───── Input ─────

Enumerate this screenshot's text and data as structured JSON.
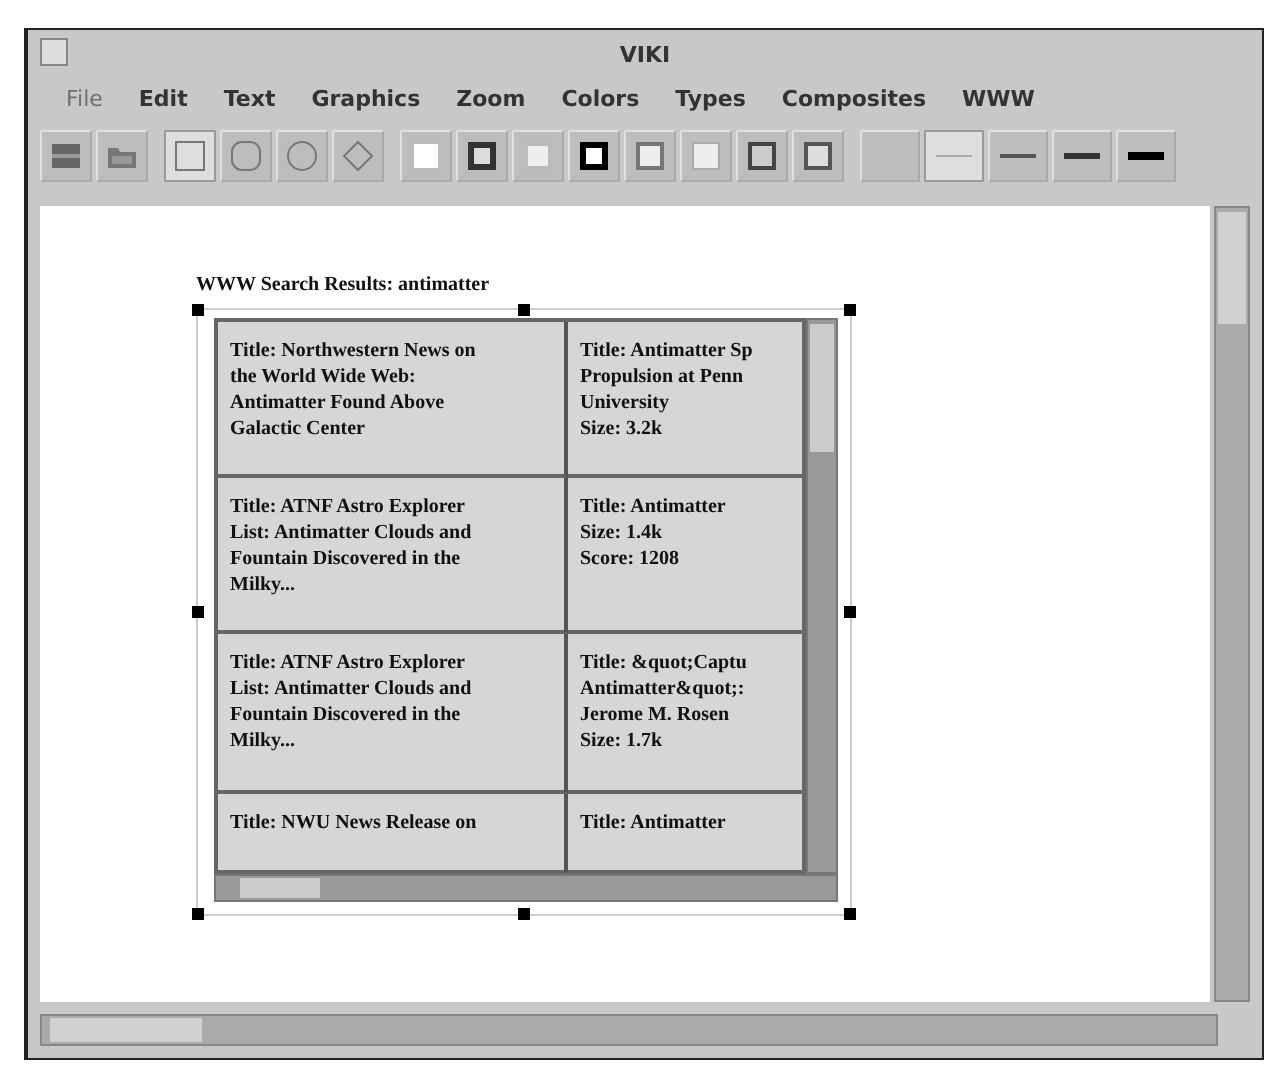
{
  "window": {
    "title": "VIKI"
  },
  "menu": [
    {
      "label": "File",
      "disabled": true
    },
    {
      "label": "Edit",
      "disabled": false
    },
    {
      "label": "Text",
      "disabled": false
    },
    {
      "label": "Graphics",
      "disabled": false
    },
    {
      "label": "Zoom",
      "disabled": false
    },
    {
      "label": "Colors",
      "disabled": false
    },
    {
      "label": "Types",
      "disabled": false
    },
    {
      "label": "Composites",
      "disabled": false
    },
    {
      "label": "WWW",
      "disabled": false
    }
  ],
  "toolbar": {
    "shapes": [
      {
        "kind": "square",
        "selected": true
      },
      {
        "kind": "rounded",
        "selected": false
      },
      {
        "kind": "circle",
        "selected": false
      },
      {
        "kind": "diamond",
        "selected": false
      }
    ],
    "lines": [
      {
        "kind": "none",
        "selected": false
      },
      {
        "kind": "hairline",
        "selected": true
      },
      {
        "kind": "thin",
        "selected": false
      },
      {
        "kind": "medium",
        "selected": false
      },
      {
        "kind": "thick",
        "selected": false
      }
    ]
  },
  "search_results": {
    "heading": "WWW Search Results: antimatter",
    "rows": [
      {
        "cells": [
          [
            "Title: Northwestern News on",
            "the World Wide Web:",
            "Antimatter Found Above",
            "Galactic Center"
          ],
          [
            "Title: Antimatter Sp",
            "Propulsion at Penn",
            "University",
            "Size: 3.2k"
          ]
        ]
      },
      {
        "cells": [
          [
            "Title: ATNF Astro Explorer",
            "List: Antimatter Clouds and",
            "Fountain Discovered in the",
            "Milky..."
          ],
          [
            "Title: Antimatter",
            "Size: 1.4k",
            "Score: 1208"
          ]
        ]
      },
      {
        "cells": [
          [
            "Title: ATNF Astro Explorer",
            "List: Antimatter Clouds and",
            "Fountain Discovered in the",
            "Milky..."
          ],
          [
            "Title: &quot;Captu",
            "Antimatter&quot;:",
            "Jerome M. Rosen",
            "Size: 1.7k"
          ]
        ]
      },
      {
        "cells": [
          [
            "Title: NWU News Release on"
          ],
          [
            "Title: Antimatter"
          ]
        ]
      }
    ]
  }
}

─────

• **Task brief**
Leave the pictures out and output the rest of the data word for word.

• **Completed task**
Enumerate this screenshot's text and data as structured JSON.
{
  "window": {
    "title": "VIKI"
  },
  "menu": [
    {
      "label": "File",
      "disabled": true
    },
    {
      "label": "Edit",
      "disabled": false
    },
    {
      "label": "Text",
      "disabled": false
    },
    {
      "label": "Graphics",
      "disabled": false
    },
    {
      "label": "Zoom",
      "disabled": false
    },
    {
      "label": "Colors",
      "disabled": false
    },
    {
      "label": "Types",
      "disabled": false
    },
    {
      "label": "Composites",
      "disabled": false
    },
    {
      "label": "WWW",
      "disabled": false
    }
  ],
  "toolbar": {
    "shapes": [
      {
        "kind": "square",
        "selected": true
      },
      {
        "kind": "rounded",
        "selected": false
      },
      {
        "kind": "circle",
        "selected": false
      },
      {
        "kind": "diamond",
        "selected": false
      }
    ],
    "lines": [
      {
        "kind": "none",
        "selected": false
      },
      {
        "kind": "hairline",
        "selected": true
      },
      {
        "kind": "thin",
        "selected": false
      },
      {
        "kind": "medium",
        "selected": false
      },
      {
        "kind": "thick",
        "selected": false
      }
    ]
  },
  "search_results": {
    "heading": "WWW Search Results: antimatter",
    "rows": [
      {
        "cells": [
          [
            "Title: Northwestern News on",
            "the World Wide Web:",
            "Antimatter Found Above",
            "Galactic Center"
          ],
          [
            "Title: Antimatter Sp",
            "Propulsion at Penn",
            "University",
            "Size: 3.2k"
          ]
        ]
      },
      {
        "cells": [
          [
            "Title: ATNF Astro Explorer",
            "List: Antimatter Clouds and",
            "Fountain Discovered in the",
            "Milky..."
          ],
          [
            "Title: Antimatter",
            "Size: 1.4k",
            "Score: 1208"
          ]
        ]
      },
      {
        "cells": [
          [
            "Title: ATNF Astro Explorer",
            "List: Antimatter Clouds and",
            "Fountain Discovered in the",
            "Milky..."
          ],
          [
            "Title: &quot;Captu",
            "Antimatter&quot;:",
            "Jerome M. Rosen",
            "Size: 1.7k"
          ]
        ]
      },
      {
        "cells": [
          [
            "Title: NWU News Release on"
          ],
          [
            "Title: Antimatter"
          ]
        ]
      }
    ]
  }
}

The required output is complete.